ECHUCA’S Aunty Melva Johnson has been recognised for her service to the Victorian indigenous community, awarded a Medal for the Order of Australia.
For almost 60 years, the local octogenarian has campaigned tirelessly to see greater equality in health, housing, education, justice, childcare and employment for Aboriginals, particularly in Echuca.
And while she wasn’t well enough to accept the award in person on Australia Day, Aunty Melva’s granddaughter Teresa Edwards said her Nan was blown away to receive it.
“When she found out someone had just nominated her, she was overwhelmed. She said, ‘It’s a lovely thought, but I’m not gonna get it’,” Teresa said. “When I told her she’d been awarded the OAM she cried. She was amazed by the recognition, even after all she’s done.
“When we mention it, even now, she’s still stunned.”
Born on Cummeragunja Mission in 1934, Aunty Melva was just five when her family joined in a mass ‘walk-off’ to protest its appalling conditions (which happened 80 years ago today).
After settling in a protest camp on the banks of the Goulburn near Mooroopna, her family eventually set up house in Mooroopna.
Leaving school at 13, Aunty Melva moved to Melbourne at 15 to find work before returning north to settle in Echuca with her new husband Kevin when she was 21.
It was during these years she became keenly aware of the prejudices towards Aboriginals at the time.
But it was being forced to give birth to two of her four children on the veranda of Echuca hospital that really put her on the frontlines.
In 1974, Aunty Melva joined a dedicated group of community women to found the Echuca Aboriginal Co-operative – today known as Njernda Aboriginal Corporation.
Acting in the Co-op’s name, Aunty Melva began pushing for recognition and support from local council, health professionals and the education department. She influenced policy change, campaigning tirelessly for funding and in the 1980s helped secure funds to buy a property for a women and children’s safe house.
Employed as co-ordinator, Aunty Melva saw the building offer a range of specialist health services in the region for the first time.
For 15 years she ran a bingo night, the proceeds going towards school books, lunches and equipment for children in need. At the time, only two Aboriginal children were allowed in the Echuca kinder a year.
“It was just pure racism, it was terrible in Echuca in those days,” Aunty Melva said.
“WE WANTED our own childcare centre.

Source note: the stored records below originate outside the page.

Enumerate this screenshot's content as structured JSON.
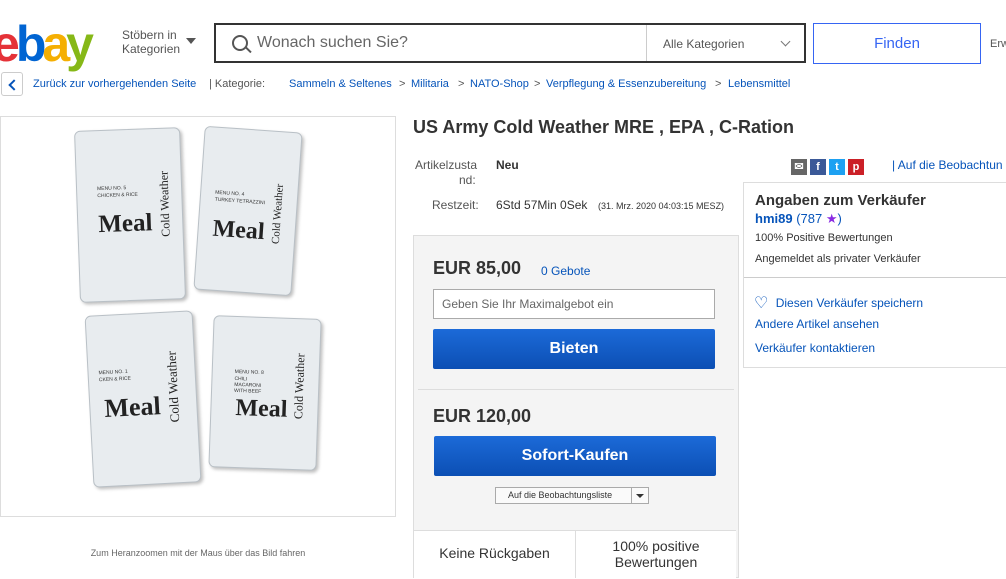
{
  "header": {
    "logo_letters": [
      "e",
      "b",
      "a",
      "y"
    ],
    "logo_colors": [
      "#e53238",
      "#0064d2",
      "#f5af02",
      "#86b817"
    ],
    "browse_label_line1": "Stöbern in",
    "browse_label_line2": "Kategorien",
    "search_placeholder": "Wonach suchen Sie?",
    "category_select": "Alle Kategorien",
    "find_button": "Finden",
    "advanced_cut": "Erw"
  },
  "breadcrumb": {
    "back": "Zurück zur vorhergehenden Seite",
    "category_label": "| Kategorie:",
    "items": [
      "Sammeln & Seltenes",
      "Militaria",
      "NATO-Shop",
      "Verpflegung & Essenzubereitung",
      "Lebensmittel"
    ],
    "separator": ">"
  },
  "image": {
    "zoom_hint": "Zum Heranzoomen mit der Maus über das Bild fahren",
    "packs": [
      {
        "meal": "Meal",
        "cw": "Cold Weather",
        "menu": "MENU NO. 5",
        "dish": "CHICKEN & RICE"
      },
      {
        "meal": "Meal",
        "cw": "Cold Weather",
        "menu": "MENU NO. 4",
        "dish": "TURKEY TETRAZZINI"
      },
      {
        "meal": "Meal",
        "cw": "Cold Weather",
        "menu": "MENU NO. 1",
        "dish": "CKEN & RICE"
      },
      {
        "meal": "Meal",
        "cw": "Cold Weather",
        "menu": "MENU NO. 8",
        "dish": "CHILI MACARONI WITH BEEF"
      }
    ]
  },
  "item": {
    "title": "US Army Cold Weather MRE , EPA , C-Ration",
    "condition_label_1": "Artikelzusta",
    "condition_label_2": "nd:",
    "condition_value": "Neu",
    "time_label": "Restzeit:",
    "time_value": "6Std 57Min 0Sek",
    "time_detail": "(31. Mrz. 2020   04:03:15 MESZ)",
    "watch_link": "| Auf die Beobachtun",
    "share_icons": [
      "email-icon",
      "facebook-icon",
      "twitter-icon",
      "pinterest-icon"
    ]
  },
  "bid": {
    "price": "EUR 85,00",
    "bids_count": "0 Gebote",
    "max_bid_placeholder": "Geben Sie Ihr Maximalgebot ein",
    "bid_button": "Bieten",
    "buy_price": "EUR 120,00",
    "buy_button": "Sofort-Kaufen",
    "watchlist_button": "Auf die Beobachtungsliste",
    "returns": "Keine Rückgaben",
    "positive_1": "100% positive",
    "positive_2": "Bewertungen"
  },
  "seller": {
    "heading": "Angaben zum Verkäufer",
    "name": "hmi89",
    "rating": "(787",
    "rating_end": ")",
    "positive": "100% Positive Bewertungen",
    "type": "Angemeldet als privater Verkäufer",
    "save": "Diesen Verkäufer speichern",
    "other_items": "Andere Artikel ansehen",
    "contact": "Verkäufer kontaktieren"
  }
}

So we went to Melbourne and fought for funding and, eventually, it was granted.”
By the time her second child was old enough to go to kinder, a multifunctional Aboriginal childcare centre – now Berrimba Childcare – had been established here.
Since the centre opened, more than 70 local Aboriginal children have gone on to complete their VCE.
The previous total had been zero.
With achievements like these, it’s no wonder Aunty Melva (who only retired last year) has been celebrated through the years, inducted to the Victorian Honour Roll of Women in 2002 and becoming the first Aboriginal to receive the Bishop Noel Daly Award for leadership in Catholic education in 2011.
And now, the OAM.
“It’s been very emotional for us,” Teresa said
“It shows how important it is for us to recognise the elders in our community for the things they’ve achieved and how they’ve paved the way for us.
‘‘And not just indigenous elders, but all elders.
“Because it won’t take just us to bridge the gap.
‘‘We all need to work together to move forward.
‘‘There’s a long way to go, but we’re slowly taking steps forward.
“And we’re definitely enjoying a brighter future thanks to what Nan has done.”